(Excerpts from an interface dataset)
━━━━━━━━━━━━━━━━━━━━

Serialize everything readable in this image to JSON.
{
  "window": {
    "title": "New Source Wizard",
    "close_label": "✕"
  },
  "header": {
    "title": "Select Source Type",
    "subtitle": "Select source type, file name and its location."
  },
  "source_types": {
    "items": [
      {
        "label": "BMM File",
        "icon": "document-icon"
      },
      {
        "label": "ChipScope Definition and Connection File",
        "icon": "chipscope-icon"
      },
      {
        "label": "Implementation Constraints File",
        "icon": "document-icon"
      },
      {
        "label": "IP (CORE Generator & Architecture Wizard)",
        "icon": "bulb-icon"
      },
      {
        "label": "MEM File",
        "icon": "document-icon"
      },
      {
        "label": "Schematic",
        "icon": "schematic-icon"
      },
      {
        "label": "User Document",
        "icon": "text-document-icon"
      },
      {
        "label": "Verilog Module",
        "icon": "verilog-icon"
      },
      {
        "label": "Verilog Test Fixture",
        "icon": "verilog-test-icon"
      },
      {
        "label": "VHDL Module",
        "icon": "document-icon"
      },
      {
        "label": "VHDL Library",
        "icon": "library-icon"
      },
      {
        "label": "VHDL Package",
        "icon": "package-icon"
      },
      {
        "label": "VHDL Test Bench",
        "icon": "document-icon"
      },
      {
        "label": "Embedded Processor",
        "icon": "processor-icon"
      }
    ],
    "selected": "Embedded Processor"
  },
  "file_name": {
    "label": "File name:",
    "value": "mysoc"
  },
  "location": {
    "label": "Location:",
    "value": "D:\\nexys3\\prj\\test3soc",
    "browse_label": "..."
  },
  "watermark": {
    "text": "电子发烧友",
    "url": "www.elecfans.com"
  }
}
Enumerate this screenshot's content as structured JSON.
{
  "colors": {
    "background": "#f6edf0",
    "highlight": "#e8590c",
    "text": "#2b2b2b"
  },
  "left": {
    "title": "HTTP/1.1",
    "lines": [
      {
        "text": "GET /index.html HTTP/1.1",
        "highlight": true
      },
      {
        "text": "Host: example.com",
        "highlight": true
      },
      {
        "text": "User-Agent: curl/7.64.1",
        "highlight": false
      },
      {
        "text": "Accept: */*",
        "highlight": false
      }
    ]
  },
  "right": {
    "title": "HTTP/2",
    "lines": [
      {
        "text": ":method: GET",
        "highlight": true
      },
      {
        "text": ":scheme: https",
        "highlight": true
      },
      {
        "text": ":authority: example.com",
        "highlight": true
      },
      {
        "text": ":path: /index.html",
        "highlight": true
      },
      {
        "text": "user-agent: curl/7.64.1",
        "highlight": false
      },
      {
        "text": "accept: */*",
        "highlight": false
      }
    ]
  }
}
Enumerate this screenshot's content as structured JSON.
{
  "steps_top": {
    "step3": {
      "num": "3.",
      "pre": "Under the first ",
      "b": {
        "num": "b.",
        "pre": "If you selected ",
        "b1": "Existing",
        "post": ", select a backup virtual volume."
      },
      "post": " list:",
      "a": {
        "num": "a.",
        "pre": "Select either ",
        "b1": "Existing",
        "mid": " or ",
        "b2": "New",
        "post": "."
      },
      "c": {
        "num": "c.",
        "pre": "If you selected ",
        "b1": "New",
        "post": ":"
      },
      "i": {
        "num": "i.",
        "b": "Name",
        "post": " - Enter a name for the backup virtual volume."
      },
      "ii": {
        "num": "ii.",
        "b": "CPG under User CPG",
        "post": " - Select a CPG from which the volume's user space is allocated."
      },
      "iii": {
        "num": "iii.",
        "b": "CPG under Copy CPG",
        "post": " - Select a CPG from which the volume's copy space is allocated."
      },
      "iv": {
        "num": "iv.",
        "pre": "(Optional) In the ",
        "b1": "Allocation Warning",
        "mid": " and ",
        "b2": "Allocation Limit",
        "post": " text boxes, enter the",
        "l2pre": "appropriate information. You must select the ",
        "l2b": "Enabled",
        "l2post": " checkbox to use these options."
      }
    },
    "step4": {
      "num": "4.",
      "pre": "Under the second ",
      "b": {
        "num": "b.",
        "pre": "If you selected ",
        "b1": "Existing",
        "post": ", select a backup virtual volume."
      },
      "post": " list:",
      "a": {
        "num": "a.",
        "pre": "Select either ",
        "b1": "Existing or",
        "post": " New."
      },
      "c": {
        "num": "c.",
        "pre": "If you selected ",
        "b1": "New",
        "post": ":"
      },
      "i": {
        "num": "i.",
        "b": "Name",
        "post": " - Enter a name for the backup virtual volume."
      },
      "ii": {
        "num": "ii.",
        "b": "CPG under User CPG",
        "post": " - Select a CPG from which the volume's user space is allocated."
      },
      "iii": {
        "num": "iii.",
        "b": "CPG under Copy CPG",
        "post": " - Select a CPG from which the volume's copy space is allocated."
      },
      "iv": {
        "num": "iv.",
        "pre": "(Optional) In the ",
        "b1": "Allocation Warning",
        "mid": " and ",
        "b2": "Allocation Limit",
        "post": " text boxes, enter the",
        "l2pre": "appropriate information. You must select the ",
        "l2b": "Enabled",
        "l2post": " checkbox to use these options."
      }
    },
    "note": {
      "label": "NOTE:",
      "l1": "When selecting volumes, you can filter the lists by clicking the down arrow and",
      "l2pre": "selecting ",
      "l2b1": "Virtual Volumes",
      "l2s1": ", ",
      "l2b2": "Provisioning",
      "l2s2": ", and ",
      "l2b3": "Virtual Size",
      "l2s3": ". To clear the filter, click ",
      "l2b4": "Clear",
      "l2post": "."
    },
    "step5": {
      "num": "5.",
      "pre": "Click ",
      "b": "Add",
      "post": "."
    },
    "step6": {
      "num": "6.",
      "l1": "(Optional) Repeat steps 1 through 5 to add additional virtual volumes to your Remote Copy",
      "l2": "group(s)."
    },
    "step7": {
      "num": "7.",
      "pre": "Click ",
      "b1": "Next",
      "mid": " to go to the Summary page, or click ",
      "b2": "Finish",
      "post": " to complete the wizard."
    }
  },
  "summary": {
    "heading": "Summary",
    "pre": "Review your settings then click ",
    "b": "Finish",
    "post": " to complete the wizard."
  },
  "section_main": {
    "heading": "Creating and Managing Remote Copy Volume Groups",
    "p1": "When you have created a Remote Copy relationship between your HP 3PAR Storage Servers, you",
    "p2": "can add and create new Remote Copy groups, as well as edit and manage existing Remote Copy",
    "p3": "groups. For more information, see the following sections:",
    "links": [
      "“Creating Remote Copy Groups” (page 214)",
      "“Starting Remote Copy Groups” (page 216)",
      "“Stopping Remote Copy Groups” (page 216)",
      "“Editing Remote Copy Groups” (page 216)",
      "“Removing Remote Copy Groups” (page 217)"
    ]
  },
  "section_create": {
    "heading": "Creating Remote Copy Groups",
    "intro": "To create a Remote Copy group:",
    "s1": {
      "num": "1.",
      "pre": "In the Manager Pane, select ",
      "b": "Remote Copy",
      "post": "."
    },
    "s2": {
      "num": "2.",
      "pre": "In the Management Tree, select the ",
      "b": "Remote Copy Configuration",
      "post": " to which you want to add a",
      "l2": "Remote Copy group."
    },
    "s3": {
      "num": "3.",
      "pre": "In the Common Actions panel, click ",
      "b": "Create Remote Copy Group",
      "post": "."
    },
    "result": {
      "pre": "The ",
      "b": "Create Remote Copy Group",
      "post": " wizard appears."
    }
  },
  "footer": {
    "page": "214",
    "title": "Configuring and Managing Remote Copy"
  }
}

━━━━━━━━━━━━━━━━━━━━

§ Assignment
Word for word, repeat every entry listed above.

§ Response to the exercise
Serialize everything readable in this image to JSON.
{
  "window": {
    "title": "New Source Wizard",
    "close_label": "✕"
  },
  "header": {
    "title": "Select Source Type",
    "subtitle": "Select source type, file name and its location."
  },
  "source_types": {
    "items": [
      {
        "label": "BMM File",
        "icon": "document-icon"
      },
      {
        "label": "ChipScope Definition and Connection File",
        "icon": "chipscope-icon"
      },
      {
        "label": "Implementation Constraints File",
        "icon": "document-icon"
      },
      {
        "label": "IP (CORE Generator & Architecture Wizard)",
        "icon": "bulb-icon"
      },
      {
        "label": "MEM File",
        "icon": "document-icon"
      },
      {
        "label": "Schematic",
        "icon": "schematic-icon"
      },
      {
        "label": "User Document",
        "icon": "text-document-icon"
      },
      {
        "label": "Verilog Module",
        "icon": "verilog-icon"
      },
      {
        "label": "Verilog Test Fixture",
        "icon": "verilog-test-icon"
      },
      {
        "label": "VHDL Module",
        "icon": "document-icon"
      },
      {
        "label": "VHDL Library",
        "icon": "library-icon"
      },
      {
        "label": "VHDL Package",
        "icon": "package-icon"
      },
      {
        "label": "VHDL Test Bench",
        "icon": "document-icon"
      },
      {
        "label": "Embedded Processor",
        "icon": "processor-icon"
      }
    ],
    "selected": "Embedded Processor"
  },
  "file_name": {
    "label": "File name:",
    "value": "mysoc"
  },
  "location": {
    "label": "Location:",
    "value": "D:\\nexys3\\prj\\test3soc",
    "browse_label": "..."
  },
  "watermark": {
    "text": "电子发烧友",
    "url": "www.elecfans.com"
  }
}
Enumerate this screenshot's content as structured JSON.
{
  "colors": {
    "background": "#f6edf0",
    "highlight": "#e8590c",
    "text": "#2b2b2b"
  },
  "left": {
    "title": "HTTP/1.1",
    "lines": [
      {
        "text": "GET /index.html HTTP/1.1",
        "highlight": true
      },
      {
        "text": "Host: example.com",
        "highlight": true
      },
      {
        "text": "User-Agent: curl/7.64.1",
        "highlight": false
      },
      {
        "text": "Accept: */*",
        "highlight": false
      }
    ]
  },
  "right": {
    "title": "HTTP/2",
    "lines": [
      {
        "text": ":method: GET",
        "highlight": true
      },
      {
        "text": ":scheme: https",
        "highlight": true
      },
      {
        "text": ":authority: example.com",
        "highlight": true
      },
      {
        "text": ":path: /index.html",
        "highlight": true
      },
      {
        "text": "user-agent: curl/7.64.1",
        "highlight": false
      },
      {
        "text": "accept: */*",
        "highlight": false
      }
    ]
  }
}
Enumerate this screenshot's content as structured JSON.
{
  "steps_top": {
    "step3": {
      "num": "3.",
      "pre": "Under the first ",
      "b": {
        "num": "b.",
        "pre": "If you selected ",
        "b1": "Existing",
        "post": ", select a backup virtual volume."
      },
      "post": " list:",
      "a": {
        "num": "a.",
        "pre": "Select either ",
        "b1": "Existing",
        "mid": " or ",
        "b2": "New",
        "post": "."
      },
      "c": {
        "num": "c.",
        "pre": "If you selected ",
        "b1": "New",
        "post": ":"
      },
      "i": {
        "num": "i.",
        "b": "Name",
        "post": " - Enter a name for the backup virtual volume."
      },
      "ii": {
        "num": "ii.",
        "b": "CPG under User CPG",
        "post": " - Select a CPG from which the volume's user space is allocated."
      },
      "iii": {
        "num": "iii.",
        "b": "CPG under Copy CPG",
        "post": " - Select a CPG from which the volume's copy space is allocated."
      },
      "iv": {
        "num": "iv.",
        "pre": "(Optional) In the ",
        "b1": "Allocation Warning",
        "mid": " and ",
        "b2": "Allocation Limit",
        "post": " text boxes, enter the",
        "l2pre": "appropriate information. You must select the ",
        "l2b": "Enabled",
        "l2post": " checkbox to use these options."
      }
    },
    "step4": {
      "num": "4.",
      "pre": "Under the second ",
      "b": {
        "num": "b.",
        "pre": "If you selected ",
        "b1": "Existing",
        "post": ", select a backup virtual volume."
      },
      "post": " list:",
      "a": {
        "num": "a.",
        "pre": "Select either ",
        "b1": "Existing or",
        "post": " New."
      },
      "c": {
        "num": "c.",
        "pre": "If you selected ",
        "b1": "New",
        "post": ":"
      },
      "i": {
        "num": "i.",
        "b": "Name",
        "post": " - Enter a name for the backup virtual volume."
      },
      "ii": {
        "num": "ii.",
        "b": "CPG under User CPG",
        "post": " - Select a CPG from which the volume's user space is allocated."
      },
      "iii": {
        "num": "iii.",
        "b": "CPG under Copy CPG",
        "post": " - Select a CPG from which the volume's copy space is allocated."
      },
      "iv": {
        "num": "iv.",
        "pre": "(Optional) In the ",
        "b1": "Allocation Warning",
        "mid": " and ",
        "b2": "Allocation Limit",
        "post": " text boxes, enter the",
        "l2pre": "appropriate information. You must select the ",
        "l2b": "Enabled",
        "l2post": " checkbox to use these options."
      }
    },
    "note": {
      "label": "NOTE:",
      "l1": "When selecting volumes, you can filter the lists by clicking the down arrow and",
      "l2pre": "selecting ",
      "l2b1": "Virtual Volumes",
      "l2s1": ", ",
      "l2b2": "Provisioning",
      "l2s2": ", and ",
      "l2b3": "Virtual Size",
      "l2s3": ". To clear the filter, click ",
      "l2b4": "Clear",
      "l2post": "."
    },
    "step5": {
      "num": "5.",
      "pre": "Click ",
      "b": "Add",
      "post": "."
    },
    "step6": {
      "num": "6.",
      "l1": "(Optional) Repeat steps 1 through 5 to add additional virtual volumes to your Remote Copy",
      "l2": "group(s)."
    },
    "step7": {
      "num": "7.",
      "pre": "Click ",
      "b1": "Next",
      "mid": " to go to the Summary page, or click ",
      "b2": "Finish",
      "post": " to complete the wizard."
    }
  },
  "summary": {
    "heading": "Summary",
    "pre": "Review your settings then click ",
    "b": "Finish",
    "post": " to complete the wizard."
  },
  "section_main": {
    "heading": "Creating and Managing Remote Copy Volume Groups",
    "p1": "When you have created a Remote Copy relationship between your HP 3PAR Storage Servers, you",
    "p2": "can add and create new Remote Copy groups, as well as edit and manage existing Remote Copy",
    "p3": "groups. For more information, see the following sections:",
    "links": [
      "“Creating Remote Copy Groups” (page 214)",
      "“Starting Remote Copy Groups” (page 216)",
      "“Stopping Remote Copy Groups” (page 216)",
      "“Editing Remote Copy Groups” (page 216)",
      "“Removing Remote Copy Groups” (page 217)"
    ]
  },
  "section_create": {
    "heading": "Creating Remote Copy Groups",
    "intro": "To create a Remote Copy group:",
    "s1": {
      "num": "1.",
      "pre": "In the Manager Pane, select ",
      "b": "Remote Copy",
      "post": "."
    },
    "s2": {
      "num": "2.",
      "pre": "In the Management Tree, select the ",
      "b": "Remote Copy Configuration",
      "post": " to which you want to add a",
      "l2": "Remote Copy group."
    },
    "s3": {
      "num": "3.",
      "pre": "In the Common Actions panel, click ",
      "b": "Create Remote Copy Group",
      "post": "."
    },
    "result": {
      "pre": "The ",
      "b": "Create Remote Copy Group",
      "post": " wizard appears."
    }
  },
  "footer": {
    "page": "214",
    "title": "Configuring and Managing Remote Copy"
  }
}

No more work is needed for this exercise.